**EXERCISE GOAL**.
Filter the listing below down to the lines with the word "window" and copy those.

╔══

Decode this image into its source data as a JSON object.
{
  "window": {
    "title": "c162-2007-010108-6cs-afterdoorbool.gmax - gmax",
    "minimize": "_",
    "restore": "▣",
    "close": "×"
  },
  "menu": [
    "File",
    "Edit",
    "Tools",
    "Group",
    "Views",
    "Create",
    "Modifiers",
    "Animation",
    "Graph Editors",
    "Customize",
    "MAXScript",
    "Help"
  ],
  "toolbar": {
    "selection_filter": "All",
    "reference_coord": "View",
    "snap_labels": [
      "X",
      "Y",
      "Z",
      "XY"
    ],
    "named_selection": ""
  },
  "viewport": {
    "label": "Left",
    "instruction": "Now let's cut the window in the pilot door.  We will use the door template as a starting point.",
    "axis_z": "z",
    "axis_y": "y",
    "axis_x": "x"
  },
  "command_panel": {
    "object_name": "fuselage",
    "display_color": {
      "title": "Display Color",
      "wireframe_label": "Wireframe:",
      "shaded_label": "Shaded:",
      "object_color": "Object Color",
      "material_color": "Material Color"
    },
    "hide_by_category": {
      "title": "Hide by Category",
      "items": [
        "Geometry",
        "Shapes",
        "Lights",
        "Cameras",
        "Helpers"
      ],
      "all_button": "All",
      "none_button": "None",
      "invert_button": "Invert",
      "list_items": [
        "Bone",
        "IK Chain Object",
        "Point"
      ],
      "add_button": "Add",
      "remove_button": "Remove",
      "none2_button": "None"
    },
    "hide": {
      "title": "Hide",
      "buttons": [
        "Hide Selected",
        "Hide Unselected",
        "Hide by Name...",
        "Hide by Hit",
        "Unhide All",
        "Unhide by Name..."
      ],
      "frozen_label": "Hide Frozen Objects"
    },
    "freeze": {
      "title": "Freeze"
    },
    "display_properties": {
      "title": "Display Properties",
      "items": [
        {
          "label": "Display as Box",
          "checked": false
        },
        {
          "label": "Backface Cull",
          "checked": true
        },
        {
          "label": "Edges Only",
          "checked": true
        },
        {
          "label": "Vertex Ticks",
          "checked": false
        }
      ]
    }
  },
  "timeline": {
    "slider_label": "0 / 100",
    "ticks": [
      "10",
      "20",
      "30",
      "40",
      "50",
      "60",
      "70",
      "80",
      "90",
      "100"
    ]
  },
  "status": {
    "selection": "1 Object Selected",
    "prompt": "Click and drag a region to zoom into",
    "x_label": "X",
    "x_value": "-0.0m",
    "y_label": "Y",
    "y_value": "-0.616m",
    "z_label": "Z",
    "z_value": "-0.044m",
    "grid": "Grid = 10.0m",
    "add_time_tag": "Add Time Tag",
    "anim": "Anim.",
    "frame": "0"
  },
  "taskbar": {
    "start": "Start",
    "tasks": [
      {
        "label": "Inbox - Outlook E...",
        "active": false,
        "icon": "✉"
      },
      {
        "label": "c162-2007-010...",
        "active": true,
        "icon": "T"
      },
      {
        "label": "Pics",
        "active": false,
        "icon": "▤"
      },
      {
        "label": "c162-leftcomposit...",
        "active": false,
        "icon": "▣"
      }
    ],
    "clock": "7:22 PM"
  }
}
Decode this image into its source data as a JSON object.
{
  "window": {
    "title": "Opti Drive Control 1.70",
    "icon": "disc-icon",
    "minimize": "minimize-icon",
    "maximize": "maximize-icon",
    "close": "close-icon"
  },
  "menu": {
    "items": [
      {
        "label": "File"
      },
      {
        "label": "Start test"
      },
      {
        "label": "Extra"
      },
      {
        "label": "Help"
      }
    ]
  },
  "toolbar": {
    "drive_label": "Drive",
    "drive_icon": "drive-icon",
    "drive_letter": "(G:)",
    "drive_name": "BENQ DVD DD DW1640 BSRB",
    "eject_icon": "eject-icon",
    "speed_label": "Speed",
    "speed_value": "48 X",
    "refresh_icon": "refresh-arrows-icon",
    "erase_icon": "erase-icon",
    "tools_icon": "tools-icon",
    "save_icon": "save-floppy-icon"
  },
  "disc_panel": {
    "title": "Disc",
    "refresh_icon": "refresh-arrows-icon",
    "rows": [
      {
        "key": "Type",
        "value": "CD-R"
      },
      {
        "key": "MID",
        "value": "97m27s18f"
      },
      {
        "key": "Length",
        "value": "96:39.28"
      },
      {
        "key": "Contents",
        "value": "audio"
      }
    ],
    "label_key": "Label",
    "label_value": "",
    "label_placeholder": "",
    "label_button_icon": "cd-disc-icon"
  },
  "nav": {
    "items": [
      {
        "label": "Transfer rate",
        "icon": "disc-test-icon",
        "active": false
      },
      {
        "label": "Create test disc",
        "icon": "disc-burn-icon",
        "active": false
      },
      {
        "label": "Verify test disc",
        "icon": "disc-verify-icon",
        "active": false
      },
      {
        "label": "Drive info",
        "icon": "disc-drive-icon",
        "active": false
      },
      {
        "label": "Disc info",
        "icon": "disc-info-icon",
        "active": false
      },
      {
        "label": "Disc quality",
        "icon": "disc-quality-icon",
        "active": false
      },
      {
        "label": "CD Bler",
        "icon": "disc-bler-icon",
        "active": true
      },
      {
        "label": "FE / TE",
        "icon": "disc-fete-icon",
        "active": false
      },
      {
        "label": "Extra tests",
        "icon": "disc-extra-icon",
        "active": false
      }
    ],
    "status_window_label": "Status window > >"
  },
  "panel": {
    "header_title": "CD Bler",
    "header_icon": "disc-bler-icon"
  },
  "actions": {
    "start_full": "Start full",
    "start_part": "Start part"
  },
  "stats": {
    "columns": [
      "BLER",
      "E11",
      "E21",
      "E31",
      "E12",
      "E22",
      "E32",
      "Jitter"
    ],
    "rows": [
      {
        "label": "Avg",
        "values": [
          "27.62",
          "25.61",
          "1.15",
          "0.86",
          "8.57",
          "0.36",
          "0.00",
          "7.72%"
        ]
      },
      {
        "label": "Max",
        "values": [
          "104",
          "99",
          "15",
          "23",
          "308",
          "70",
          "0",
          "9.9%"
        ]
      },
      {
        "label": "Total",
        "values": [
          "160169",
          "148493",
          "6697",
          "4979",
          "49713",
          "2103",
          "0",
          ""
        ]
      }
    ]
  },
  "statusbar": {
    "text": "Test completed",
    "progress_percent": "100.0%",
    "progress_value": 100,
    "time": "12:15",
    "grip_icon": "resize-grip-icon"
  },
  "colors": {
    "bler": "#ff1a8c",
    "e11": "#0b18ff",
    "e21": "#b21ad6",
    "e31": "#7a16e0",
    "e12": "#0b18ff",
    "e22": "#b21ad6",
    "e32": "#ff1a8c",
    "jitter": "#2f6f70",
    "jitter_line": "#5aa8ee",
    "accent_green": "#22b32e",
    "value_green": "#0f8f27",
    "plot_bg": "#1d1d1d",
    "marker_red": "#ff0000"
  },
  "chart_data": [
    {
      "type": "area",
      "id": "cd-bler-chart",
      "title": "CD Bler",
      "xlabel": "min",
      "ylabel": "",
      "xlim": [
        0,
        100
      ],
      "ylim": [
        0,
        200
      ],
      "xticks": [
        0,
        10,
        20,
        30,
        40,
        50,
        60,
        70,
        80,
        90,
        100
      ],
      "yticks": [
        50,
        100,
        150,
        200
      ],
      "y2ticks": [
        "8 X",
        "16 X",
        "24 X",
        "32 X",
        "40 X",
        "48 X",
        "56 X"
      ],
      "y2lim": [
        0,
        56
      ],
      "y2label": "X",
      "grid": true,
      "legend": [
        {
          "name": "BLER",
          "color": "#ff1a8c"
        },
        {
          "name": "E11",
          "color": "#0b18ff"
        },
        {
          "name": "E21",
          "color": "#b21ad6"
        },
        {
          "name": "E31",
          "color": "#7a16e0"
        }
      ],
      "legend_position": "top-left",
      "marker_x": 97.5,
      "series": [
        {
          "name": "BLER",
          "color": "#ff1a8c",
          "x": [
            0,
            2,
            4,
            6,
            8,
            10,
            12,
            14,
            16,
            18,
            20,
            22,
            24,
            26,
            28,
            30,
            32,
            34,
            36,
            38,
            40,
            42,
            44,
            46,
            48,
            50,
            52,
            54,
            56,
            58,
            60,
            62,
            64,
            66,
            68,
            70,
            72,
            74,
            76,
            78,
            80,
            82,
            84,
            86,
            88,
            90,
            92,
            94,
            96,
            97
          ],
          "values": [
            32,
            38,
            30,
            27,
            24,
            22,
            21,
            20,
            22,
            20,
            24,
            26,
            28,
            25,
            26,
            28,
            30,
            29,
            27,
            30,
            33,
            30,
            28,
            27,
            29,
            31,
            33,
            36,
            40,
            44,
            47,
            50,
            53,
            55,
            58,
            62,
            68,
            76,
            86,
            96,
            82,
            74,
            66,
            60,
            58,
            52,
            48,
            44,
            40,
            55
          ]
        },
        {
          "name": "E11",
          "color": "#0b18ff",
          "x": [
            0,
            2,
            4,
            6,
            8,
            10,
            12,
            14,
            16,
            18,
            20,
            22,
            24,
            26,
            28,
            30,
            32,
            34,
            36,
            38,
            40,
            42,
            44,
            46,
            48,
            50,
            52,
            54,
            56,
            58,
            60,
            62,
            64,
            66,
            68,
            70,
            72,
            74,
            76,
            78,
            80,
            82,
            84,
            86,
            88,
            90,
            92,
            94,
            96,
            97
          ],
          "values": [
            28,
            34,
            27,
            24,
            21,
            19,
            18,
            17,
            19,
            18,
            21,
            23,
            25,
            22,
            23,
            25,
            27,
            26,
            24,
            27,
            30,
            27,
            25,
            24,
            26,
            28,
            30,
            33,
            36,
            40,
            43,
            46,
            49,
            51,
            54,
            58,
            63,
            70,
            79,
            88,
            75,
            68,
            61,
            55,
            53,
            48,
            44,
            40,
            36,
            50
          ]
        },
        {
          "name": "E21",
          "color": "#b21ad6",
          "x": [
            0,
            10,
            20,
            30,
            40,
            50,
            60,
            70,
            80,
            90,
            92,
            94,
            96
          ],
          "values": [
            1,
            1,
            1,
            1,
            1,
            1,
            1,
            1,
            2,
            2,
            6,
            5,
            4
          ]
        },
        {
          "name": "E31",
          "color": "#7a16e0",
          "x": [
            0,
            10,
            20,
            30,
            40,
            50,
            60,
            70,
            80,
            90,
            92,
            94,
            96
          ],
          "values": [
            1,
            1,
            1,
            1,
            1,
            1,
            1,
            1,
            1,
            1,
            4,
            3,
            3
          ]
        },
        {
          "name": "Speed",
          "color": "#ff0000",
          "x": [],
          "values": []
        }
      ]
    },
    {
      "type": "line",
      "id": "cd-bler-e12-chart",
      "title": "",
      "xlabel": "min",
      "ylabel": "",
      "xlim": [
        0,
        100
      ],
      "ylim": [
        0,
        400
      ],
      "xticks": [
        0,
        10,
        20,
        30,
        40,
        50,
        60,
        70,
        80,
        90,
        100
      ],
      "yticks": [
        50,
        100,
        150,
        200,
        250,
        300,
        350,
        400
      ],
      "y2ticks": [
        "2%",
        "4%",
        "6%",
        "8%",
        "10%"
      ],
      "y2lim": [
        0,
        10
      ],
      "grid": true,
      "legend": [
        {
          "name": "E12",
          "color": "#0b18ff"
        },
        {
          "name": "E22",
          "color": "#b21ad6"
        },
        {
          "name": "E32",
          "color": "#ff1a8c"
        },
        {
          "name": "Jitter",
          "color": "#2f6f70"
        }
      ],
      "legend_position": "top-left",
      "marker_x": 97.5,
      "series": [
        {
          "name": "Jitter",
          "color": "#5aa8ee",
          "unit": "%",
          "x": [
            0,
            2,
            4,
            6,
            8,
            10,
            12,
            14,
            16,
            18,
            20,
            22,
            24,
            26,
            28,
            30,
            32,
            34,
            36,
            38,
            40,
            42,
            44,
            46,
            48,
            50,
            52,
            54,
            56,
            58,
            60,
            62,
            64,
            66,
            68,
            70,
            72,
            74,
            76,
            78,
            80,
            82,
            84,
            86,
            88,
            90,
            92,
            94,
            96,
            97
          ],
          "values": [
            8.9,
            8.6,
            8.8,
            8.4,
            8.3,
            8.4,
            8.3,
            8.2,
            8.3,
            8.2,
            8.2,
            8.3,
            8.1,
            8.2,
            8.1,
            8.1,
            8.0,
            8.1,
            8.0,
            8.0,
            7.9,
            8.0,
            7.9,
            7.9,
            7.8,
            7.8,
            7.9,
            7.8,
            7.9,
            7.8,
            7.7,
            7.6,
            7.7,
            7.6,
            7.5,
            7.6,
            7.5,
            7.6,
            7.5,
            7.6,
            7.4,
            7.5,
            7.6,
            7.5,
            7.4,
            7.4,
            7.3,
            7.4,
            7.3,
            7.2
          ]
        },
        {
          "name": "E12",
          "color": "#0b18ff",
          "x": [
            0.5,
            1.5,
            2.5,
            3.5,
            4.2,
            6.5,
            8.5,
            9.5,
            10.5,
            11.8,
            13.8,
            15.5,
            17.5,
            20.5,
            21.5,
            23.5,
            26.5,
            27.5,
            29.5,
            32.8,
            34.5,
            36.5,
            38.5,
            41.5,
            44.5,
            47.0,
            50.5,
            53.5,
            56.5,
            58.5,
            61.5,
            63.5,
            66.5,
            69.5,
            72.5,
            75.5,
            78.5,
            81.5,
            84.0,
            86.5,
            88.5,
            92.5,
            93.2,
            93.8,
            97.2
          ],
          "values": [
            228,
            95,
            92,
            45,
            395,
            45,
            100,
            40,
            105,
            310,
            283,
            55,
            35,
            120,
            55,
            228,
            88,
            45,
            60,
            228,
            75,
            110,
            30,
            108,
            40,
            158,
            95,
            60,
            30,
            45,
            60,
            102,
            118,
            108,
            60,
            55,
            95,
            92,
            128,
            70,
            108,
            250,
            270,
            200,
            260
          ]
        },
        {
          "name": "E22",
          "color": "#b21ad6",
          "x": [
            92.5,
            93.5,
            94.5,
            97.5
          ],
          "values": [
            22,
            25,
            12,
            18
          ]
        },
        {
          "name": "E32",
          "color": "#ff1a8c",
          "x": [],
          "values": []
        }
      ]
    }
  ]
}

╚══

**TASK SOLUTION**.
  "window": {
    "instruction": "Now let's cut the window in the pilot door.  We will use the door template as a starting point.",
  "window": {
    "status_window_label": "Status window > >"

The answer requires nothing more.